### Exercise description
Would you work out how many lines below include the word "simisfws"? Only that number is wanted.

- - - - -

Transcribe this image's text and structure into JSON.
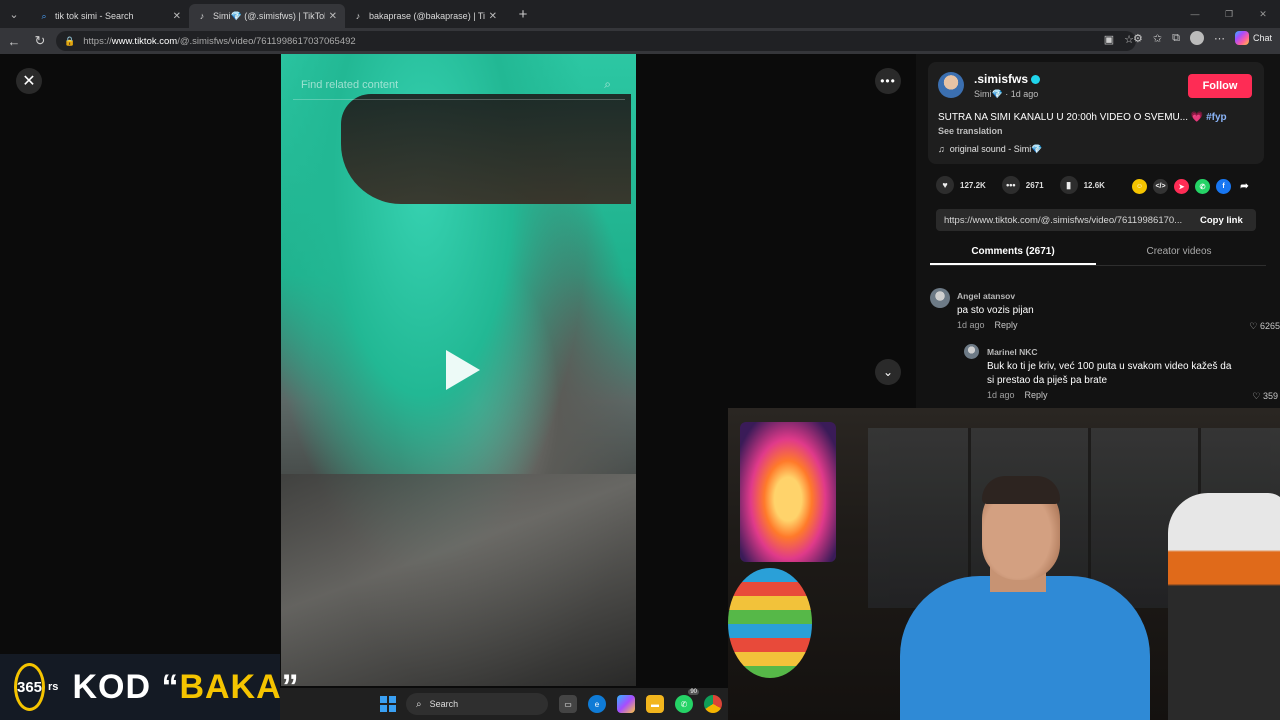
{
  "browser": {
    "tabs": [
      {
        "label": "tik tok simi - Search",
        "icon": "search-icon"
      },
      {
        "label": "Simi💎 (@.simisfws) | TikTok",
        "icon": "tiktok-icon"
      },
      {
        "label": "bakaprase (@bakaprase) | TikTok",
        "icon": "tiktok-icon"
      }
    ],
    "url_prefix": "https://",
    "url_domain": "www.tiktok.com",
    "url_path": "/@.simisfws/video/7611998617037065492",
    "chat_label": "Chat"
  },
  "video": {
    "search_placeholder": "Find related content"
  },
  "post": {
    "author": ".simisfws",
    "author_meta": "Simi💎 · 1d ago",
    "follow_label": "Follow",
    "description": "SUTRA NA SIMI KANALU U 20:00h VIDEO O SVEMU... 💗",
    "hashtag": "#fyp",
    "see_translation": "See translation",
    "sound": "original sound - Simi💎",
    "likes": "127.2K",
    "comments": "2671",
    "saves": "12.6K",
    "link": "https://www.tiktok.com/@.simisfws/video/76119986170...",
    "copy_link_label": "Copy link"
  },
  "panel_tabs": [
    {
      "label": "Comments (2671)",
      "active": true
    },
    {
      "label": "Creator videos",
      "active": false
    }
  ],
  "comments": [
    {
      "name": "Angel atansov",
      "text": "pa sto vozis pijan",
      "time": "1d ago",
      "reply": "Reply",
      "likes": "6265"
    },
    {
      "name": "Marinel NKC",
      "text": "Buk ko ti je kriv, već 100 puta u svakom video kažeš da si prestao da piješ pa brate",
      "time": "1d ago",
      "reply": "Reply",
      "likes": "359"
    }
  ],
  "brand": {
    "logo": "365",
    "logo_suffix": "rs",
    "text_prefix": "KOD “",
    "text_highlight": "BAKA",
    "text_suffix": "”"
  },
  "taskbar": {
    "search_label": "Search",
    "whatsapp_badge": "90"
  },
  "colors": {
    "follow": "#fe2c55",
    "accent_yellow": "#f5c400",
    "tiktok_cyan": "#20d5ec"
  }
}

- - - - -

### Problem solution
4